**RECORDED INFORMATION:**
········
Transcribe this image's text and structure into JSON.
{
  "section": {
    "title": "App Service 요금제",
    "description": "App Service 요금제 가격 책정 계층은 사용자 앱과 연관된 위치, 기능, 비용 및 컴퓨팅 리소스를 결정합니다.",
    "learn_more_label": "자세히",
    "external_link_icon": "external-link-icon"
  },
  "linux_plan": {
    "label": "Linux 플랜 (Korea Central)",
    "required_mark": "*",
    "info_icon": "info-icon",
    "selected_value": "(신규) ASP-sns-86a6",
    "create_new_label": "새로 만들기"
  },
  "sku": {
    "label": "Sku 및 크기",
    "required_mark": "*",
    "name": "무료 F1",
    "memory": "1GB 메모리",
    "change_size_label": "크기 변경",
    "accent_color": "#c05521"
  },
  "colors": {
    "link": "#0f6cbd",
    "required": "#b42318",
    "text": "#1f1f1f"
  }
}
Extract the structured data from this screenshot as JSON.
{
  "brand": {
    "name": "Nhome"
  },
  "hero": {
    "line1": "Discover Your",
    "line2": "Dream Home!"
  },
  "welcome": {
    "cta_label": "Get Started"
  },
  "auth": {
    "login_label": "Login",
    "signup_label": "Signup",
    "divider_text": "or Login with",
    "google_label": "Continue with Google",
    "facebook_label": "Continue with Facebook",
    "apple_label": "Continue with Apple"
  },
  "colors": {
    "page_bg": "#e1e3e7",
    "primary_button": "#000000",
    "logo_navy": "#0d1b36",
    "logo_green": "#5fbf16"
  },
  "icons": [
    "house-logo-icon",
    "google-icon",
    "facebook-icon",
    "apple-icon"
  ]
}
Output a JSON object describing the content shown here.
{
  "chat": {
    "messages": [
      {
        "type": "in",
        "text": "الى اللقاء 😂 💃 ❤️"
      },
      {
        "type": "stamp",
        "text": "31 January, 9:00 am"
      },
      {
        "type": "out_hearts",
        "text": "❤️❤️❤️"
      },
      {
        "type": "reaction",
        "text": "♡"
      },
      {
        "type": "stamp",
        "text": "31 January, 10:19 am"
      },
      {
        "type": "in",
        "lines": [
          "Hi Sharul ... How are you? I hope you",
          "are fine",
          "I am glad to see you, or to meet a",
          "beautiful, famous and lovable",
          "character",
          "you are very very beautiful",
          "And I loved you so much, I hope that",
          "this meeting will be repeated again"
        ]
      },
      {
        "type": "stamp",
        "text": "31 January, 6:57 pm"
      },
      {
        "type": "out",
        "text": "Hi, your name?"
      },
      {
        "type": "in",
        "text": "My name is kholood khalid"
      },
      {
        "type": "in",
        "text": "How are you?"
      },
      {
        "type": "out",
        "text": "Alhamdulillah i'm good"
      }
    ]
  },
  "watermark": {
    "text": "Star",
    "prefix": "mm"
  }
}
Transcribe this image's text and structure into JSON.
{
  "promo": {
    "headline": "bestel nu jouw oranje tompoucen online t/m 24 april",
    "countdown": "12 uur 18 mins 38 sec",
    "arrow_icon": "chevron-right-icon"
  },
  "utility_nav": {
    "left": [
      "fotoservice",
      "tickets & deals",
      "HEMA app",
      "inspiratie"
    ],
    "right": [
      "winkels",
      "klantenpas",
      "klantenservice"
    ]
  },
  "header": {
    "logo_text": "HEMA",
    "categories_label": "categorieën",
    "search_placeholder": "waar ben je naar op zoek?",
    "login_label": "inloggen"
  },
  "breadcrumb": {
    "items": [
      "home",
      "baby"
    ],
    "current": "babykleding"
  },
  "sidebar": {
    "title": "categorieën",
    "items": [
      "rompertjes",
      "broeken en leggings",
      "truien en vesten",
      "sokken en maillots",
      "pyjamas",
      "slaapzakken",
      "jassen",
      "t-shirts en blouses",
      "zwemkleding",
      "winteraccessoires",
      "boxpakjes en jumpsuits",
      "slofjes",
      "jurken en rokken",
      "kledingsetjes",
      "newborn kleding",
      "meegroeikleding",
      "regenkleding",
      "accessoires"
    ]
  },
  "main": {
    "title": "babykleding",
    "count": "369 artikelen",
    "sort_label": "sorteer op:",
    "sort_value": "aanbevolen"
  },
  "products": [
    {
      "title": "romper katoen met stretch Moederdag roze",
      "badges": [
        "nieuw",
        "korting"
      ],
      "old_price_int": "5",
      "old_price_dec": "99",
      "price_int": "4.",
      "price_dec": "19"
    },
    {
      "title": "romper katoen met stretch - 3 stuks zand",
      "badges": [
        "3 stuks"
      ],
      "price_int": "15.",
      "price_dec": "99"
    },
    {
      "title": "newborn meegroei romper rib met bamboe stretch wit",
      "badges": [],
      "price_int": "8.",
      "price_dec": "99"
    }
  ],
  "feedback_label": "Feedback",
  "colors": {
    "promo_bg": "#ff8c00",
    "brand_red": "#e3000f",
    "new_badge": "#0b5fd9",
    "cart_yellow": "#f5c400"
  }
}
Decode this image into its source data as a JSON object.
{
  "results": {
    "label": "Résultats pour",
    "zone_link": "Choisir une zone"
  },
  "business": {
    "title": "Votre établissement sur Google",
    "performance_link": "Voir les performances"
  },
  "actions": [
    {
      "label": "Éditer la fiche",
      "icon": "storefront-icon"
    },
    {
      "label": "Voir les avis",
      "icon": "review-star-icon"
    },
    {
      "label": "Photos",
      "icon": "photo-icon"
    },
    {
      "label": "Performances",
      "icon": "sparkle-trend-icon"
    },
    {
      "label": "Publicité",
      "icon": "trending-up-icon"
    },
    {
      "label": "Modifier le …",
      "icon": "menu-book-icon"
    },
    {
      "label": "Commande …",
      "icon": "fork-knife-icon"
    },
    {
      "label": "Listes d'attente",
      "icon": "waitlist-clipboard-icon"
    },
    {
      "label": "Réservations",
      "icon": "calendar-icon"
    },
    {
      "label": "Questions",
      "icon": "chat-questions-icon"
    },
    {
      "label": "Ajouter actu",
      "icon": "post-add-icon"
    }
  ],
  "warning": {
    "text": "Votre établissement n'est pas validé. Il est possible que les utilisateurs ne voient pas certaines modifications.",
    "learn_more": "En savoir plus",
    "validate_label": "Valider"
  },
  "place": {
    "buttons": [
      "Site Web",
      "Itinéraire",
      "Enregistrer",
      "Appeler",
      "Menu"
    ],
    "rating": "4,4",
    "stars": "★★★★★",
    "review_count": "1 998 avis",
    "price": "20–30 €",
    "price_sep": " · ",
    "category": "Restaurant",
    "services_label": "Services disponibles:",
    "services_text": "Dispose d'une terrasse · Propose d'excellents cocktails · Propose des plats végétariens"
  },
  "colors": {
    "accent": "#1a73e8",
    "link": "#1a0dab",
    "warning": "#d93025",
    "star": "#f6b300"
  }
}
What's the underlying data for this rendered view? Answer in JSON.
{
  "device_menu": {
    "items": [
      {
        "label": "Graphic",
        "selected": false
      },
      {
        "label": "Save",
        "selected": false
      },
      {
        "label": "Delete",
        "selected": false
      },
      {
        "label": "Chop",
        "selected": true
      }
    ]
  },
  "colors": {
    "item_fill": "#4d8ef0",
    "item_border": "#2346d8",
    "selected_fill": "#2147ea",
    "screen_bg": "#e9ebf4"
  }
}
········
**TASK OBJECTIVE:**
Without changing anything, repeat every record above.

**SOLUTION TO THIS TASK:**
Transcribe this image's text and structure into JSON.
{
  "section": {
    "title": "App Service 요금제",
    "description": "App Service 요금제 가격 책정 계층은 사용자 앱과 연관된 위치, 기능, 비용 및 컴퓨팅 리소스를 결정합니다.",
    "learn_more_label": "자세히",
    "external_link_icon": "external-link-icon"
  },
  "linux_plan": {
    "label": "Linux 플랜 (Korea Central)",
    "required_mark": "*",
    "info_icon": "info-icon",
    "selected_value": "(신규) ASP-sns-86a6",
    "create_new_label": "새로 만들기"
  },
  "sku": {
    "label": "Sku 및 크기",
    "required_mark": "*",
    "name": "무료 F1",
    "memory": "1GB 메모리",
    "change_size_label": "크기 변경",
    "accent_color": "#c05521"
  },
  "colors": {
    "link": "#0f6cbd",
    "required": "#b42318",
    "text": "#1f1f1f"
  }
}
Extract the structured data from this screenshot as JSON.
{
  "brand": {
    "name": "Nhome"
  },
  "hero": {
    "line1": "Discover Your",
    "line2": "Dream Home!"
  },
  "welcome": {
    "cta_label": "Get Started"
  },
  "auth": {
    "login_label": "Login",
    "signup_label": "Signup",
    "divider_text": "or Login with",
    "google_label": "Continue with Google",
    "facebook_label": "Continue with Facebook",
    "apple_label": "Continue with Apple"
  },
  "colors": {
    "page_bg": "#e1e3e7",
    "primary_button": "#000000",
    "logo_navy": "#0d1b36",
    "logo_green": "#5fbf16"
  },
  "icons": [
    "house-logo-icon",
    "google-icon",
    "facebook-icon",
    "apple-icon"
  ]
}
Output a JSON object describing the content shown here.
{
  "chat": {
    "messages": [
      {
        "type": "in",
        "text": "الى اللقاء 😂 💃 ❤️"
      },
      {
        "type": "stamp",
        "text": "31 January, 9:00 am"
      },
      {
        "type": "out_hearts",
        "text": "❤️❤️❤️"
      },
      {
        "type": "reaction",
        "text": "♡"
      },
      {
        "type": "stamp",
        "text": "31 January, 10:19 am"
      },
      {
        "type": "in",
        "lines": [
          "Hi Sharul ... How are you? I hope you",
          "are fine",
          "I am glad to see you, or to meet a",
          "beautiful, famous and lovable",
          "character",
          "you are very very beautiful",
          "And I loved you so much, I hope that",
          "this meeting will be repeated again"
        ]
      },
      {
        "type": "stamp",
        "text": "31 January, 6:57 pm"
      },
      {
        "type": "out",
        "text": "Hi, your name?"
      },
      {
        "type": "in",
        "text": "My name is kholood khalid"
      },
      {
        "type": "in",
        "text": "How are you?"
      },
      {
        "type": "out",
        "text": "Alhamdulillah i'm good"
      }
    ]
  },
  "watermark": {
    "text": "Star",
    "prefix": "mm"
  }
}
Transcribe this image's text and structure into JSON.
{
  "promo": {
    "headline": "bestel nu jouw oranje tompoucen online t/m 24 april",
    "countdown": "12 uur 18 mins 38 sec",
    "arrow_icon": "chevron-right-icon"
  },
  "utility_nav": {
    "left": [
      "fotoservice",
      "tickets & deals",
      "HEMA app",
      "inspiratie"
    ],
    "right": [
      "winkels",
      "klantenpas",
      "klantenservice"
    ]
  },
  "header": {
    "logo_text": "HEMA",
    "categories_label": "categorieën",
    "search_placeholder": "waar ben je naar op zoek?",
    "login_label": "inloggen"
  },
  "breadcrumb": {
    "items": [
      "home",
      "baby"
    ],
    "current": "babykleding"
  },
  "sidebar": {
    "title": "categorieën",
    "items": [
      "rompertjes",
      "broeken en leggings",
      "truien en vesten",
      "sokken en maillots",
      "pyjamas",
      "slaapzakken",
      "jassen",
      "t-shirts en blouses",
      "zwemkleding",
      "winteraccessoires",
      "boxpakjes en jumpsuits",
      "slofjes",
      "jurken en rokken",
      "kledingsetjes",
      "newborn kleding",
      "meegroeikleding",
      "regenkleding",
      "accessoires"
    ]
  },
  "main": {
    "title": "babykleding",
    "count": "369 artikelen",
    "sort_label": "sorteer op:",
    "sort_value": "aanbevolen"
  },
  "products": [
    {
      "title": "romper katoen met stretch Moederdag roze",
      "badges": [
        "nieuw",
        "korting"
      ],
      "old_price_int": "5",
      "old_price_dec": "99",
      "price_int": "4.",
      "price_dec": "19"
    },
    {
      "title": "romper katoen met stretch - 3 stuks zand",
      "badges": [
        "3 stuks"
      ],
      "price_int": "15.",
      "price_dec": "99"
    },
    {
      "title": "newborn meegroei romper rib met bamboe stretch wit",
      "badges": [],
      "price_int": "8.",
      "price_dec": "99"
    }
  ],
  "feedback_label": "Feedback",
  "colors": {
    "promo_bg": "#ff8c00",
    "brand_red": "#e3000f",
    "new_badge": "#0b5fd9",
    "cart_yellow": "#f5c400"
  }
}
Decode this image into its source data as a JSON object.
{
  "results": {
    "label": "Résultats pour",
    "zone_link": "Choisir une zone"
  },
  "business": {
    "title": "Votre établissement sur Google",
    "performance_link": "Voir les performances"
  },
  "actions": [
    {
      "label": "Éditer la fiche",
      "icon": "storefront-icon"
    },
    {
      "label": "Voir les avis",
      "icon": "review-star-icon"
    },
    {
      "label": "Photos",
      "icon": "photo-icon"
    },
    {
      "label": "Performances",
      "icon": "sparkle-trend-icon"
    },
    {
      "label": "Publicité",
      "icon": "trending-up-icon"
    },
    {
      "label": "Modifier le …",
      "icon": "menu-book-icon"
    },
    {
      "label": "Commande …",
      "icon": "fork-knife-icon"
    },
    {
      "label": "Listes d'attente",
      "icon": "waitlist-clipboard-icon"
    },
    {
      "label": "Réservations",
      "icon": "calendar-icon"
    },
    {
      "label": "Questions",
      "icon": "chat-questions-icon"
    },
    {
      "label": "Ajouter actu",
      "icon": "post-add-icon"
    }
  ],
  "warning": {
    "text": "Votre établissement n'est pas validé. Il est possible que les utilisateurs ne voient pas certaines modifications.",
    "learn_more": "En savoir plus",
    "validate_label": "Valider"
  },
  "place": {
    "buttons": [
      "Site Web",
      "Itinéraire",
      "Enregistrer",
      "Appeler",
      "Menu"
    ],
    "rating": "4,4",
    "stars": "★★★★★",
    "review_count": "1 998 avis",
    "price": "20–30 €",
    "price_sep": " · ",
    "category": "Restaurant",
    "services_label": "Services disponibles:",
    "services_text": "Dispose d'une terrasse · Propose d'excellents cocktails · Propose des plats végétariens"
  },
  "colors": {
    "accent": "#1a73e8",
    "link": "#1a0dab",
    "warning": "#d93025",
    "star": "#f6b300"
  }
}
What's the underlying data for this rendered view? Answer in JSON.
{
  "device_menu": {
    "items": [
      {
        "label": "Graphic",
        "selected": false
      },
      {
        "label": "Save",
        "selected": false
      },
      {
        "label": "Delete",
        "selected": false
      },
      {
        "label": "Chop",
        "selected": true
      }
    ]
  },
  "colors": {
    "item_fill": "#4d8ef0",
    "item_border": "#2346d8",
    "selected_fill": "#2147ea",
    "screen_bg": "#e9ebf4"
  }
}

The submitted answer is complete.